◆ Action item: Among the entries, which lines carry the string "Sofa"? Copy every one.

◆ Dataset records:
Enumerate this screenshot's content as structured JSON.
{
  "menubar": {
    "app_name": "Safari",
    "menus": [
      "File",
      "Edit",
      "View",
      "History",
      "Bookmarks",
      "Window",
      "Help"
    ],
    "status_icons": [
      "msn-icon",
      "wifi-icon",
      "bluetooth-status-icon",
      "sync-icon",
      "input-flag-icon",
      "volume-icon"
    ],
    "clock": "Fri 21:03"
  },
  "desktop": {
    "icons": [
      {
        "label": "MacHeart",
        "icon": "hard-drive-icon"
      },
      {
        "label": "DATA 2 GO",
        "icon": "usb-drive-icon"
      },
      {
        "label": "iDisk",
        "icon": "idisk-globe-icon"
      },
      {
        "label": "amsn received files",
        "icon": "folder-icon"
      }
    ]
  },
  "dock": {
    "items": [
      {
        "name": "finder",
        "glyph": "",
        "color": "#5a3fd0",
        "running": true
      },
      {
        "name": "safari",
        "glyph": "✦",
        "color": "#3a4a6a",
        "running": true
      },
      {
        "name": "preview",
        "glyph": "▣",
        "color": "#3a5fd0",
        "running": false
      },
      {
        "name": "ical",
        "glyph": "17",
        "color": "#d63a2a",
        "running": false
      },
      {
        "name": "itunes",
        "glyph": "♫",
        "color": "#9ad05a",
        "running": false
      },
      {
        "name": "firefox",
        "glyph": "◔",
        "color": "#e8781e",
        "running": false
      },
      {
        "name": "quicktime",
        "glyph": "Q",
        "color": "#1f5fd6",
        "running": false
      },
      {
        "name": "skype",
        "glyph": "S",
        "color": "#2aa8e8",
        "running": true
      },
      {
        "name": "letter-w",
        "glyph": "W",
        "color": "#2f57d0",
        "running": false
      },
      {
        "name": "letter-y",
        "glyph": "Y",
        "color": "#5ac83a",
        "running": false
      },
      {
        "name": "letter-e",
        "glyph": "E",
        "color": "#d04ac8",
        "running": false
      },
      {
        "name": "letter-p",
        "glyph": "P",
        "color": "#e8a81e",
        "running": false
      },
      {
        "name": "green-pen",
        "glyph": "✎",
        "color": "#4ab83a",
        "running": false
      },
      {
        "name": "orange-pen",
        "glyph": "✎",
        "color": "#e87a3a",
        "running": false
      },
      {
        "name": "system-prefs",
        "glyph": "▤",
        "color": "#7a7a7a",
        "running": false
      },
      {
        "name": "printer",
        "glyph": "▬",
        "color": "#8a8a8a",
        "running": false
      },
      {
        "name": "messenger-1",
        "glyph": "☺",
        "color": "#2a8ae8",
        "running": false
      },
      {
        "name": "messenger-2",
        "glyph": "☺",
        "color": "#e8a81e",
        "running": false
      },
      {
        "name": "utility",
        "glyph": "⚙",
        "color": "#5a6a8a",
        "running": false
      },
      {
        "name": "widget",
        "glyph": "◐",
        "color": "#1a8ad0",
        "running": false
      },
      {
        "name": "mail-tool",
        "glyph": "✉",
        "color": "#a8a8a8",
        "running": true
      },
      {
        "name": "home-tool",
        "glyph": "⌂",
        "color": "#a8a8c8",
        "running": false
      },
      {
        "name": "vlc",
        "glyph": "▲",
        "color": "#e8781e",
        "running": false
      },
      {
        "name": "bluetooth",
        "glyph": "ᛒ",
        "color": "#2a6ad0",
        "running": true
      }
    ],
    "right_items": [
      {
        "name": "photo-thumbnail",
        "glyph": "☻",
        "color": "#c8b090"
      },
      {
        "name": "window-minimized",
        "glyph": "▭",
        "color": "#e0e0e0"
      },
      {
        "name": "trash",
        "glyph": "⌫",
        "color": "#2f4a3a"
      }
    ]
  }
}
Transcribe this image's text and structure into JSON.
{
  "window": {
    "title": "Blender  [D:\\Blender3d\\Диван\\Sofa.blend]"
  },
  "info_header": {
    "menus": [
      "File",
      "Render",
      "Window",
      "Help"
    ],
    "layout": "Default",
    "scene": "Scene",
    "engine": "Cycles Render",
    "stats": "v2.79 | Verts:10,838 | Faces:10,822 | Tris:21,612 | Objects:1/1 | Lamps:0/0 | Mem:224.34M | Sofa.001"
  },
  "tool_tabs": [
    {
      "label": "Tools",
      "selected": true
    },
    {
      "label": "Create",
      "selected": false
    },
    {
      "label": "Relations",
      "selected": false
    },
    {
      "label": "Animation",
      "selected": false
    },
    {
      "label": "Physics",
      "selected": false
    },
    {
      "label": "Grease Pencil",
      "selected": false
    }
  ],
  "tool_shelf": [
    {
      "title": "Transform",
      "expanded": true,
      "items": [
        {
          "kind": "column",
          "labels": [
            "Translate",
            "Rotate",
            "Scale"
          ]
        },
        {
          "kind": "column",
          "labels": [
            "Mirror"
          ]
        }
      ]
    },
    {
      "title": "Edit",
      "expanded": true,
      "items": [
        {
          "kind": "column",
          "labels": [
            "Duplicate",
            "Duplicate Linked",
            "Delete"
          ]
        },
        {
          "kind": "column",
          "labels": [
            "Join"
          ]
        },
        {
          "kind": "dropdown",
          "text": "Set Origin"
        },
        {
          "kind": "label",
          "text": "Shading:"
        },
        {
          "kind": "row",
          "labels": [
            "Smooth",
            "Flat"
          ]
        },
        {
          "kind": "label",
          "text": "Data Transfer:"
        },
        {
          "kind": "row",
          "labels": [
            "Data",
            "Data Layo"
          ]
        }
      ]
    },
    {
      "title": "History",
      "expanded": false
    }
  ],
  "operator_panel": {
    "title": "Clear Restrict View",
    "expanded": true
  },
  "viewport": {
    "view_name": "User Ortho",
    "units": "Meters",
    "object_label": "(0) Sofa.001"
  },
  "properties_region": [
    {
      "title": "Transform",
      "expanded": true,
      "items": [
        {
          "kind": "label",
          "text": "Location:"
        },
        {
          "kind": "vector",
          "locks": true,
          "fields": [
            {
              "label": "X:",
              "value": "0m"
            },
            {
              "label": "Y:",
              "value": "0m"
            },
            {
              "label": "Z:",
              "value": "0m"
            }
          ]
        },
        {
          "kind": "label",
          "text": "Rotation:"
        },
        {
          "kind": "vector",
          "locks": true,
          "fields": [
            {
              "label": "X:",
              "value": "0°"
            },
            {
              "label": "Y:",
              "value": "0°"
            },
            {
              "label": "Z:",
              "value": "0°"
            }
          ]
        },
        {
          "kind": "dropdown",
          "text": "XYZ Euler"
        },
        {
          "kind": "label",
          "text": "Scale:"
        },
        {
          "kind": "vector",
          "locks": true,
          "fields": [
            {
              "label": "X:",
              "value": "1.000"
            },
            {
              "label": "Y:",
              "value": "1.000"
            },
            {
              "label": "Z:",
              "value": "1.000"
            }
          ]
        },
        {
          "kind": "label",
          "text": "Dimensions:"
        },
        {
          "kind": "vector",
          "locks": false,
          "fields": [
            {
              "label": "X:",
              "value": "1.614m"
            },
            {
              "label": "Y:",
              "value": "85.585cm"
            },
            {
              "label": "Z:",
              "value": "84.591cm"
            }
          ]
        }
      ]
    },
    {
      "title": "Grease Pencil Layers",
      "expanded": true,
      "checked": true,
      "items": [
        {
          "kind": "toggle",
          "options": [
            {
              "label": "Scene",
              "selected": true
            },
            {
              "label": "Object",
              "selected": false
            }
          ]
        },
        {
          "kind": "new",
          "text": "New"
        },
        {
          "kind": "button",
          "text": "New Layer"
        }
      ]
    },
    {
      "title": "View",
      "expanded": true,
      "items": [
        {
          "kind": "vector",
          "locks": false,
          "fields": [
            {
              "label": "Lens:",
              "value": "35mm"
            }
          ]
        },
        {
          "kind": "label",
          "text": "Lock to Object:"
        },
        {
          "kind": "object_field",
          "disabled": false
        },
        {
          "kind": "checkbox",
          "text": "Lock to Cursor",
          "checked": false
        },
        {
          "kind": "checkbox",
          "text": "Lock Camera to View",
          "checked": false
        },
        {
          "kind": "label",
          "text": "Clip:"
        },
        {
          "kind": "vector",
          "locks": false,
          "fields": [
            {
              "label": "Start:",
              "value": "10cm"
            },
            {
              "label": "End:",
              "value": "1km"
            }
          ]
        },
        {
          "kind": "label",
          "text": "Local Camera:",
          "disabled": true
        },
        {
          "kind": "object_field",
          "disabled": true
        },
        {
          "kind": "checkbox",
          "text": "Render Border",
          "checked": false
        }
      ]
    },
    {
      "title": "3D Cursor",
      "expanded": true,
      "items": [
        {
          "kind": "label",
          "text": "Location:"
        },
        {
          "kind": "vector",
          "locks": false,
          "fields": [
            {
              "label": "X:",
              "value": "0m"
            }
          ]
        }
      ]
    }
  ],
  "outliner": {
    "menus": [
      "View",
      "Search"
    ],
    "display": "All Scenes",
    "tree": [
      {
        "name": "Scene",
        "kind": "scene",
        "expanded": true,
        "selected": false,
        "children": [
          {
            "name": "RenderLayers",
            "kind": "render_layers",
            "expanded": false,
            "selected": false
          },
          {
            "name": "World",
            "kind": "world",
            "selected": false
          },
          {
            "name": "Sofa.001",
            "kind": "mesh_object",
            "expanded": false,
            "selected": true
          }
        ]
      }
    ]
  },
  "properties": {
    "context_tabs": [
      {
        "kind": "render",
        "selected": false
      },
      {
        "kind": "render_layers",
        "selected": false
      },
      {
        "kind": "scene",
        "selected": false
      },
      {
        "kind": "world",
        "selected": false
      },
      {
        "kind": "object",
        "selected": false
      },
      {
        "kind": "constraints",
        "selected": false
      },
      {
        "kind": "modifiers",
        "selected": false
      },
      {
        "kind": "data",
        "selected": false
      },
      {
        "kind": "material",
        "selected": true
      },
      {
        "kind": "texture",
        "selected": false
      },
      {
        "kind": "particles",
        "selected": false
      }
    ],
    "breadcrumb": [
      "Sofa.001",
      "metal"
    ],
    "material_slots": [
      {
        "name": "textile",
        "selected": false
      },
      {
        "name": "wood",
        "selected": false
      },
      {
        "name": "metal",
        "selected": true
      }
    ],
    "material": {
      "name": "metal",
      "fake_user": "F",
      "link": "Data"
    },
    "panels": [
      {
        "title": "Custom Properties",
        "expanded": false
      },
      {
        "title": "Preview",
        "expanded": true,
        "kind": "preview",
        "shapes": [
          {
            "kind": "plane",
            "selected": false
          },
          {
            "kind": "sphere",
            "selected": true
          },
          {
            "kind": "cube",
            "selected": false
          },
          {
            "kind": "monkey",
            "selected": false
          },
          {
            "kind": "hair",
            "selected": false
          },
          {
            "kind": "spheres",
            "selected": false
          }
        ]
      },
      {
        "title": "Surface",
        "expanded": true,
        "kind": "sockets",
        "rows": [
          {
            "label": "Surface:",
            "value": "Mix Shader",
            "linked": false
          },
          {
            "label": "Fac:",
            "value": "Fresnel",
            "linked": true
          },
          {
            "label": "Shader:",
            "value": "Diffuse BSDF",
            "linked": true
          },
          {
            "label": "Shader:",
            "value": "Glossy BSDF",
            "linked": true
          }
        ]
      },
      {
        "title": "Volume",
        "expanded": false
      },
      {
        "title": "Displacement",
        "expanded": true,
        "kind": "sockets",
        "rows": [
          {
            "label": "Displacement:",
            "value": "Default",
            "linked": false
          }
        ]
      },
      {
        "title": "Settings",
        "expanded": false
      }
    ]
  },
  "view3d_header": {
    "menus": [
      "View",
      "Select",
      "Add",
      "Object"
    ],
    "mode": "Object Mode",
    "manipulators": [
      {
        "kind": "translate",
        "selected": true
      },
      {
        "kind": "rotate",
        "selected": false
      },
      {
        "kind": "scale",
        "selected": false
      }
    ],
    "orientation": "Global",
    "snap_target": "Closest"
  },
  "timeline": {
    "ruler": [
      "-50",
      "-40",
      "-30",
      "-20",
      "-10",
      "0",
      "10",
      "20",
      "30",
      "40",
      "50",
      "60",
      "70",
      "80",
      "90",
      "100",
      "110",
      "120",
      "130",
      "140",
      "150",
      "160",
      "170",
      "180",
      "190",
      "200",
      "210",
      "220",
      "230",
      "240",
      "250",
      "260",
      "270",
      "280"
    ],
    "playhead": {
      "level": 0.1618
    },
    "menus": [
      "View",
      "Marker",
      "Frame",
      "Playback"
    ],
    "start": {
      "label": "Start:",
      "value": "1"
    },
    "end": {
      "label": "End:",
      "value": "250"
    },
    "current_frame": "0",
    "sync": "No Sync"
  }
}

◆ Result:
    "title": "Blender  [D:\\Blender3d\\Диван\\Sofa.blend]"
    "stats": "v2.79 | Verts:10,838 | Faces:10,822 | Tris:21,612 | Objects:1/1 | Lamps:0/0 | Mem:224.34M | Sofa.001"
    "object_label": "(0) Sofa.001"
            "name": "Sofa.001",
      "Sofa.001",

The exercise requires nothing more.